Life Strategies and Cycles influence contribution of plant parts in space and time.
The woody mangrove, Avicennia (black mangrove) is common along the world's coastal zones (mangroves colonize approximately 80% of the world's coastlines). Biomass production in mangrove swamps averages 615 gm/m2/yr, with the release of plant parts physiologically controlled (Lopez-Portillo and Excurra, 1985).
A single, mature deciduous tree (angiosperm) can abscise nearly 100,000 leaves in a single year (K. Johnson, pers. comm. 5/89). With a life expectancy of several centuries, the total number of leaves that could be contributed exceeds several hundred million. Once again, periodicity of plant part loss is governed by life strategy.
The way in which a plant is constructed (its histological structure) plays a significant role in preservability.
When Hurricane Diana swept through south Florida in the 1960's:
Physico-chemical attributes of different plant parts are responsible for the diverse rates of decomposition and what remains thereafter.
|Labile and easily biodegradable biochemicals are consumed preferentially. Plants constructed of these are rarely preserved. The most resistant biopolymers (see above) and a variety of alteration products remain intact in the fossil record.|
Fossilization of Cuticle is NOT a random occurrence, but based upon original biochemistry.
DIAGENESIS - Processes involving physical and chemical changes in sediment (and that which is incorporated in the sediment) after deposition that converts it to consolidated rock. This includes post-burial, compaction, cementation, and recrystallization (metamorphism).
Burial in and of itself does not prevent continued degradation or further alteration.
The devolatilization of the functional groups comprising the organic compounds results in the concentration of the non-volatile chemicals. Cellulose components are reduced by hydrolysis with an increasing lignin component. Geochemical alteration follows biological alteration. This concentration may result in the coalification of the plant part (depending upon original histological composition).
Complete or nearly complete degradation (often resistant waxy cuticles remain) of the plant part within a clastic matrix may result in the preservation of it's outline (and prominent morphological characteristics).

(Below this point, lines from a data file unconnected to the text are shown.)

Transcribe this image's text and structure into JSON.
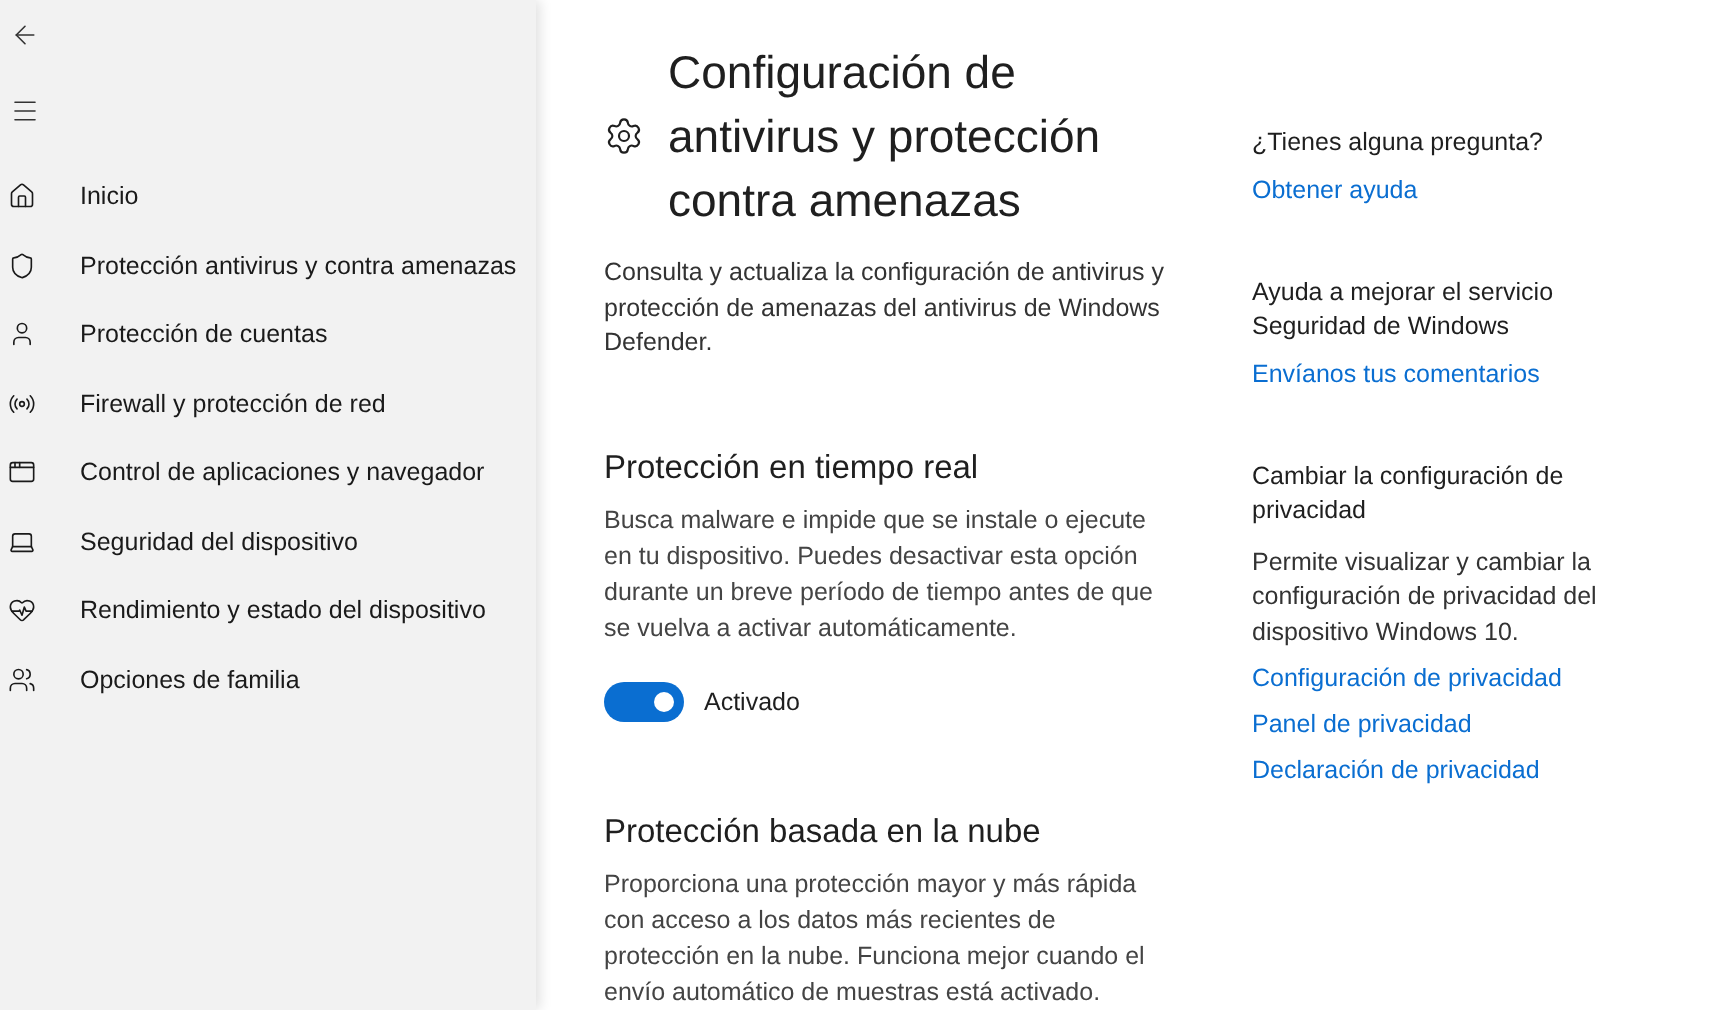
{
  "nav": {
    "items": [
      {
        "kind": "home",
        "label": "Inicio",
        "selected": false
      },
      {
        "kind": "shield",
        "label": "Protección antivirus y contra amenazas",
        "selected": false
      },
      {
        "kind": "account",
        "label": "Protección de cuentas",
        "selected": false
      },
      {
        "kind": "network",
        "label": "Firewall y protección de red",
        "selected": false
      },
      {
        "kind": "browser",
        "label": "Control de aplicaciones y navegador",
        "selected": false
      },
      {
        "kind": "device",
        "label": "Seguridad del dispositivo",
        "selected": false
      },
      {
        "kind": "health",
        "label": "Rendimiento y estado del dispositivo",
        "selected": false
      },
      {
        "kind": "family",
        "label": "Opciones de familia",
        "selected": false
      }
    ]
  },
  "page": {
    "title": "Configuración de antivirus y protección contra amenazas",
    "description": "Consulta y actualiza la configuración de antivirus y protección de amenazas del antivirus de Windows Defender.",
    "sections": [
      {
        "heading": "Protección en tiempo real",
        "text": "Busca malware e impide que se instale o ejecute en tu dispositivo. Puedes desactivar esta opción durante un breve período de tiempo antes de que se vuelva a activar automáticamente.",
        "toggle": {
          "label": "Activado",
          "on": true
        }
      },
      {
        "heading": "Protección basada en la nube",
        "text": "Proporciona una protección mayor y más rápida con acceso a los datos más recientes de protección en la nube. Funciona mejor cuando el envío automático de muestras está activado."
      }
    ]
  },
  "aside": [
    {
      "heading": "¿Tienes alguna pregunta?",
      "links": [
        "Obtener ayuda"
      ]
    },
    {
      "heading": "Ayuda a mejorar el servicio Seguridad de Windows",
      "links": [
        "Envíanos tus comentarios"
      ]
    },
    {
      "heading": "Cambiar la configuración de privacidad",
      "text": "Permite visualizar y cambiar la configuración de privacidad del dispositivo Windows 10.",
      "links": [
        "Configuración de privacidad",
        "Panel de privacidad",
        "Declaración de privacidad"
      ]
    }
  ]
}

A term used by Shute and Cleal (1987) to describe a plant fossil specimen showing a mixture of compression (plant parts compressed by sediment where some original or chemically altered plant tissue is still preserved) and impression (an imprint of the fossil plant on sediment or rock surface) states.
As devolatilization proceeds, microgeochemical gradients that may be present in fine-grained clastics (particularly reactive clays minerals and available cations in the pore waters) may cause the precipitation of carbonate minerals (calcite, siderite, pistomesite) around the organic matter. The result is the precipitation of a spherical to elliptical concretion around the nucleating organic material.
An example of authigenically preserved plant fossils can be found at MAZON CREEK.
PermineralizationsReactive mineral-charged waters may permeate plant cells and react with cell walls. Crystallization of a variety of minerals on the cell walls and within the cell lumens results in the permineralization of the organic matter.
There are several "Petrified Forests" that have been desigated
National Treasures in the United States. Visit the Petrified Forest
in Arizona as an example.
When plant parts are able to withstand the degradational processes acting within their final resting area, the resistant plant parts are preserved with little alteration.
One such plant product is Amber. There are several Websites at which you can learn about this resinous exudate in more detail. These include:
Molds & CastsWhen the internal organization of a plant part is degraded resulting in a void, this open area may act as a mold. The mold may be infilled with clastic sediment or crystals. This casting process results in the development of a fossil that represents the internal (and sometimes external) features of the original plant part.